For 50 years, the bare patch of land between D&D Moving and Storage and MACC Development on Detroit’s eastside has sat empty or used to park moving trucks.

Neighbors faintly remember it was once a tobacco shop.  But when the 1967 Detroit riot engulfed our neighborhood, Mack Avenue went up in flames and so did the tobacco shop.  Burned beyond repair the building was torn down.  And nothing has arisen since.  Sure there has always been plans and promises to rebuild Mack Ave., but the lot remained vacant and a stark reminder that fateful day, July 23, 1967.

Today, with a grant from Detroit Future City, working hard with Pingree Park and Islandview neighbors from start to finish, from planning to implementation we are opening a pocket park for residents to meet, drink coffee, chat about the community.  We are kicking it off  by creating a beautiful garden and community space, we recently planted trees, perennials, and decorative grass and now need a name for the park.

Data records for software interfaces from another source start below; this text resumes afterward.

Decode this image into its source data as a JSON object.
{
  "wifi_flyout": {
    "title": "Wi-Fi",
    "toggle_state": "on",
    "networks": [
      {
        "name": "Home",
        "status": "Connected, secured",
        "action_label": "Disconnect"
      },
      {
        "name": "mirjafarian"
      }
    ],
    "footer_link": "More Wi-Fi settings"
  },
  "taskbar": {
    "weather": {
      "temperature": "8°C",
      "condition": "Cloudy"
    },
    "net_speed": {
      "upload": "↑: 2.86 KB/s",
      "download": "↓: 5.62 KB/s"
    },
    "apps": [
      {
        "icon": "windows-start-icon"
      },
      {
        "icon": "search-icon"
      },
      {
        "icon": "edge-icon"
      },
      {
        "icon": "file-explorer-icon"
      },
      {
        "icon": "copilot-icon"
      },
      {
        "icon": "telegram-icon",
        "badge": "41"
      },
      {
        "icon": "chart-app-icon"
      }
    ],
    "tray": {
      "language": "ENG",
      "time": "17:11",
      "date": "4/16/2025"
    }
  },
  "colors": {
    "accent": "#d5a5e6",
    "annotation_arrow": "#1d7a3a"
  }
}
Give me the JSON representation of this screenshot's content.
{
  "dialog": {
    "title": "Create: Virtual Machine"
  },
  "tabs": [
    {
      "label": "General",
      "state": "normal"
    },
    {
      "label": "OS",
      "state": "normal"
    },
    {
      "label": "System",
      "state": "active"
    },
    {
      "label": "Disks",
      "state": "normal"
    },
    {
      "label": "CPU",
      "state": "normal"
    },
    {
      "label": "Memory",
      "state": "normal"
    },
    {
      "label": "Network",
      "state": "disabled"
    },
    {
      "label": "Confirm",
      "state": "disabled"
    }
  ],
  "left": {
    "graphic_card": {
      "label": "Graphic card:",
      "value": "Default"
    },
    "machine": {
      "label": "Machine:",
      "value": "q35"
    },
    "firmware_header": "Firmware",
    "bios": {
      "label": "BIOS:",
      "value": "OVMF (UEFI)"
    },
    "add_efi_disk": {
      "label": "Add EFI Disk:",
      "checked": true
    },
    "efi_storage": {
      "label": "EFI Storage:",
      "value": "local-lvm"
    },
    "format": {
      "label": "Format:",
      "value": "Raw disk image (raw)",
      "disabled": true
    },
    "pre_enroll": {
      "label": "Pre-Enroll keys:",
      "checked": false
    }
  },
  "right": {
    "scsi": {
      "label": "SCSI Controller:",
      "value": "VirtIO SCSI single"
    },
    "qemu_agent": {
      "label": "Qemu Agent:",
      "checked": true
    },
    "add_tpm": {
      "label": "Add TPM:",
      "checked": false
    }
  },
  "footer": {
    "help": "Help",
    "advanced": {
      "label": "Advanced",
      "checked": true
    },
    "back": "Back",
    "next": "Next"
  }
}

The park is a part of The Commons, a coin laundry and coffee shop, and is the brainchild of a Detroit neighborhood working together, taking chances when no one would take a chance on us.

The communities idea of developing The Commons and park on Mack Avenue started when we asked our neighbors “what do you want in your community” going block-by-block, door-to-door. The simple act of listening to the people in the neighborhood without an agenda and being guided by their wisdom challenged us to not repeat the same history of planning efforts in Detroit, which never turned into actionable plans.

“We do great damage to people by making decisions without them that they should have been involved in, but we are losing the greatest tool we have at our disposal—the wisdom, experience, and creativity of people in their own neighborhoods.”

To do this work, we had to move from seeing residents as clients and consumers of services to supporting them as our neighbors and central actors in community change. We went beyond asking residents to weigh in to asking them to dream, design, and implement.

In order to help keep the work moving, we met frequently as neighbors and leveraged what we had: (1) blight, which we believed we could turn into value, (2) our ability to ask other funders and investors to partner, and (3) access to lots of people with a pent-up desire to change their community. Then we all decided to stay, work, and neighbor.  

The results of our journey is The Commons and a community park, in a space that everyone had forgotten.  Now we have a place to rest, chat, wait for our laundry or the bus, a place to be neighbors and enjoy beautiful flowers and wonderful conversations.  The Mack Lot is a deep commitment to living in community, resident ownership and the belief that long-term learning relationships provide the most fertile ground for change.  

The road to open a business for and by the residents in Detroit’s lower eastside has been long and rocky.  However, we committed to action and because our efforts as neighbors and residents working together, we never gave up hope.  Last week when I was watching the contractors take down the old boards of our storefront a neighbor stopped, he said, “I know you guys wanted to give up, but we knew they (powers) wasn’t gonna make it easy for us in the hood, but y’all did it.  And God blessed us we got a laundry, coffee shop, reading and sports program for the kids, and legal service, we didn’t expect all those blessings”.  (Purvis Dace)